Individual evidence

  1. a b c d e Matthias Schaefer: Dictionary of Ecology. 4th, revised and expanded edition. Spectrum - Akademischer Verlag, Heidelberg et al. 2003, ISBN 3-8274-0167-4 , p. 301 f.
  2. Ulrich Gisi: Soil Ecology. Thieme Verlag, Stuttgart and New York, 1990. ISBN 3 13 747201 6 , p. 77.
  3. Amy R. Tuininga: Inter Specific Interaction Terminology: From Mycology to General Ecology. In: John Dighton, James F. White Jr., James White, Peter Oudemans (Eds.): The Fungal Community. Its Organization and Role in the Ecosystem (= Mycology Series. 23). 3rd edition.

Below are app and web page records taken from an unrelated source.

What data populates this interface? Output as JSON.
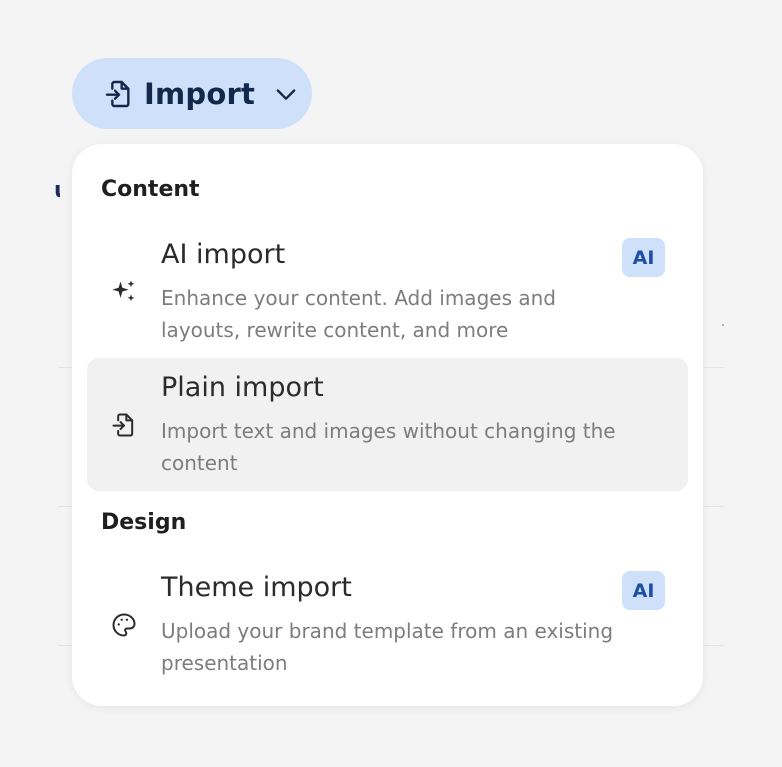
{
  "import_button": {
    "label": "Import",
    "icon": "file-import-icon",
    "chevron": "chevron-down-icon"
  },
  "menu": {
    "sections": [
      {
        "title": "Content",
        "items": [
          {
            "icon": "sparkles-icon",
            "title": "AI import",
            "description": "Enhance your content. Add images and layouts, rewrite content, and more",
            "badge": "AI"
          },
          {
            "icon": "file-import-icon",
            "title": "Plain import",
            "description": "Import text and images without changing the content",
            "state": "hovered"
          }
        ]
      },
      {
        "title": "Design",
        "items": [
          {
            "icon": "palette-icon",
            "title": "Theme import",
            "description": "Upload your brand template from an existing presentation",
            "badge": "AI"
          }
        ]
      }
    ]
  },
  "colors": {
    "accent_bg": "#cfe0fb",
    "accent_text": "#1e4fa3",
    "button_text": "#13294b",
    "hover_bg": "#f1f1f1",
    "page_bg": "#f4f4f4"
  }
}
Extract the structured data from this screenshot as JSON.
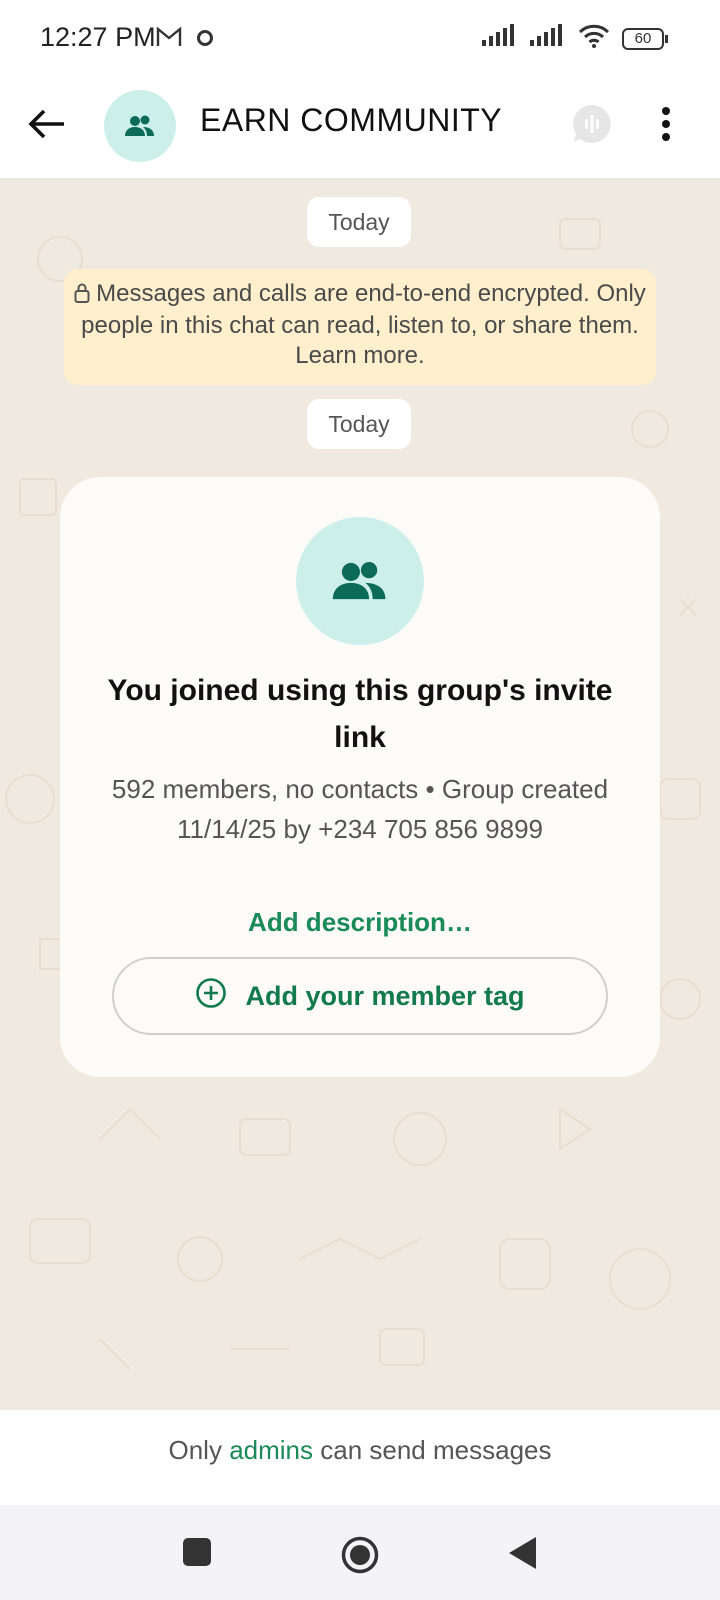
{
  "status_bar": {
    "time": "12:27 PM",
    "battery": "60"
  },
  "header": {
    "title": "EARN COMMUNITY"
  },
  "chat": {
    "date_label_1": "Today",
    "encryption_notice": "Messages and calls are end-to-end encrypted. Only people in this chat can read, listen to, or share them. Learn more.",
    "date_label_2": "Today"
  },
  "system_card": {
    "title": "You joined using this group's invite link",
    "subtitle": "592 members, no contacts • Group created 11/14/25 by +234 705 856 9899",
    "add_description": "Add description…",
    "member_tag_button": "Add your member tag"
  },
  "footer": {
    "prefix": "Only ",
    "admins": "admins",
    "suffix": " can send messages"
  },
  "colors": {
    "accent": "#1a8a59",
    "avatar_bg": "#ccefe9",
    "notice_bg": "#ffefcc"
  }
}
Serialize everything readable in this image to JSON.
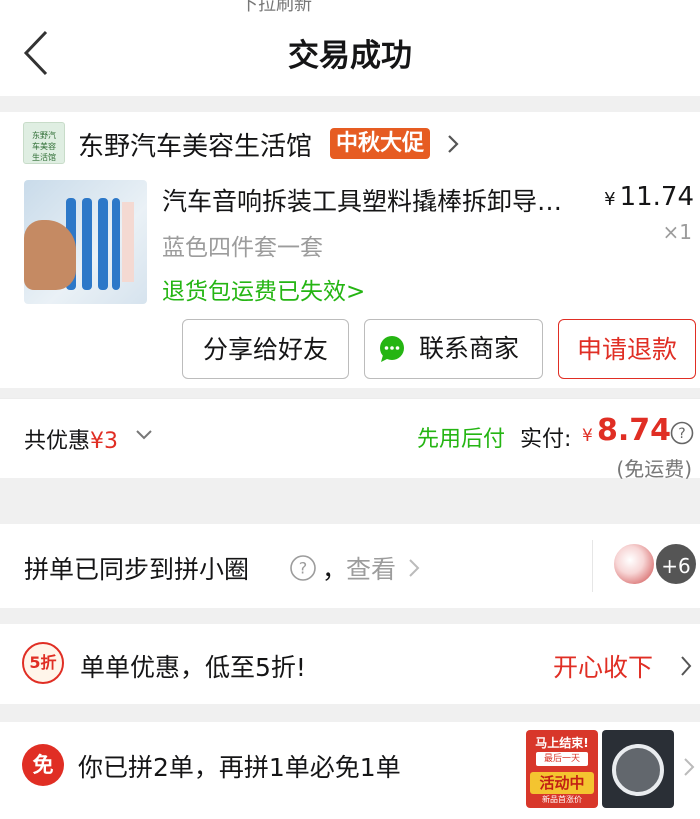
{
  "header": {
    "status_fragment": "下拉刷新",
    "title": "交易成功"
  },
  "store": {
    "logo_text": "东野汽车美容生活馆",
    "name": "东野汽车美容生活馆",
    "tag": "中秋大促"
  },
  "product": {
    "title": "汽车音响拆装工具塑料撬棒拆卸导…",
    "price_symbol": "¥",
    "price": "11.74",
    "spec": "蓝色四件套一套",
    "quantity": "×1",
    "return_note": "退货包运费已失效>"
  },
  "actions": {
    "share": "分享给好友",
    "contact": "联系商家",
    "refund": "申请退款"
  },
  "summary": {
    "discount_label": "共优惠",
    "discount_amount": "¥3",
    "pay_later": "先用后付",
    "paid_label": "实付:",
    "paid_symbol": "¥",
    "paid_amount": "8.74",
    "shipping": "(免运费)"
  },
  "sync": {
    "text": "拼单已同步到拼小圈",
    "comma": "，",
    "view": "查看",
    "more_count": "+6"
  },
  "promo": {
    "badge": "5折",
    "text": "单单优惠，低至5折!",
    "action": "开心收下"
  },
  "free": {
    "badge": "免",
    "text": "你已拼2单，再拼1单必免1单",
    "card_line1": "马上结束!",
    "card_line2": "最后一天",
    "card_line3": "活动中",
    "card_line4": "新品首涨价"
  },
  "colors": {
    "accent_red": "#e02e24",
    "green": "#25b513",
    "tag_orange": "#e65c22",
    "background": "#f0f0f0"
  },
  "icons": {
    "back": "back-arrow-icon",
    "chat": "chat-bubble-icon",
    "help": "question-circle-icon",
    "chevron": "chevron-right-icon"
  }
}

Taylor & Francis, Boca Raton, FL et al. 2005, ISBN 0-8247-2355-4 , pp. 265-286.
  4. Erich Oberdorfer: Plant-sociological excursion flora for southern Germany and the adjacent areas. 8th edition, 2001. Ulmer-Verlag, Stuttgart.
  5. DIN 38410-1. German standard methods for the examination of water, waste water and sludge - Biological-ecological water examination (group M) - Part 1: Determination of the saprobic index in flowing waters (M 1) (2004) Section 3: Terms.

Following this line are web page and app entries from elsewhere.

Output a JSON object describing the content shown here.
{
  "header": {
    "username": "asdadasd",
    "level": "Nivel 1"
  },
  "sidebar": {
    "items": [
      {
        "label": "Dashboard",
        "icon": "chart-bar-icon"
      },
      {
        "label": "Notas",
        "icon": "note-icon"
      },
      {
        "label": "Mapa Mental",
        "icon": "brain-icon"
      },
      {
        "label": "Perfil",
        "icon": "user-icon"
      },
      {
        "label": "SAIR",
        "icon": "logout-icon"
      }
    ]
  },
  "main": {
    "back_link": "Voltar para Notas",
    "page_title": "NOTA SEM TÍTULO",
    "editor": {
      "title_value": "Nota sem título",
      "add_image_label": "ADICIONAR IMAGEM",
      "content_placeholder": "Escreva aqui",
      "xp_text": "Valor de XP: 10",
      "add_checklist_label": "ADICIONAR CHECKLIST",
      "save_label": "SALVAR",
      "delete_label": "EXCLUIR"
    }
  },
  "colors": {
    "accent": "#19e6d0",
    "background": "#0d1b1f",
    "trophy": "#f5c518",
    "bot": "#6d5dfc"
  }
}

  6. ^ Heinz Ellenberg, Robert Mayer, Jürgen Schauermann: Ecosystem Research. Results of the Solling project 1966–1986. Ulmer Verlag, Stuttgart 1986. ISBN 3 8001 3431 4
  7. ^ A b Jonathan R. Leake: The biology of myco-heterotrophic ('saprophytic') plants. In: The New Phytologist. Vol. 127, No. 2, 1994, pp. 171-216, doi : 10.1111 / j.1469-8137.1994.tb04272.x .
  8. Jonathan R. Leake: Plants parasitic on fungi: unearthing the fungi in myco-heterotrophs and debunking the 'saprophytic' plant myth. In: The Mycologist. Vol. 19, No. 3, 2005, pp. 113-122, doi : 10.1017 / S0269-915X (05) 00304-6 .
  9. D. Lee Taylor, Thomas D. Bruns, Jonathan R. Leake, David J. Read: Mycorrhizal Specificity and Function in Myco-heterotrophic Plants. In: Marcel GA van der Heijden, Ian R. Sanders (Ed.): Mycorrhizal Ecology (= Ecological Studies. Analysis and Synthesis. Vol. 157). Springer, Berlin et al. 2002, ISBN 3-540-42407-5 , Chapter 15, doi : 10.1007 / 978-3-540-38364-2_15 .
  10. Jonathan R. Leake: Myco-heterotroph / epiparasitic plant interactions with ectomycorrhizal and arbuscular mycorrhizal fungi. In: Current Opinion in Plant Biology. Vol. 7, No. 4, 2004, pp. 422-428, doi : 10.1016 / j.pbi.2004.04.004 .

Web links

Wiktionary: Saprophyt  - explanations of meanings, word origins, synonyms, translations
Wiktionary: Saprozoon  - explanations of meanings, word origins , synonyms, translations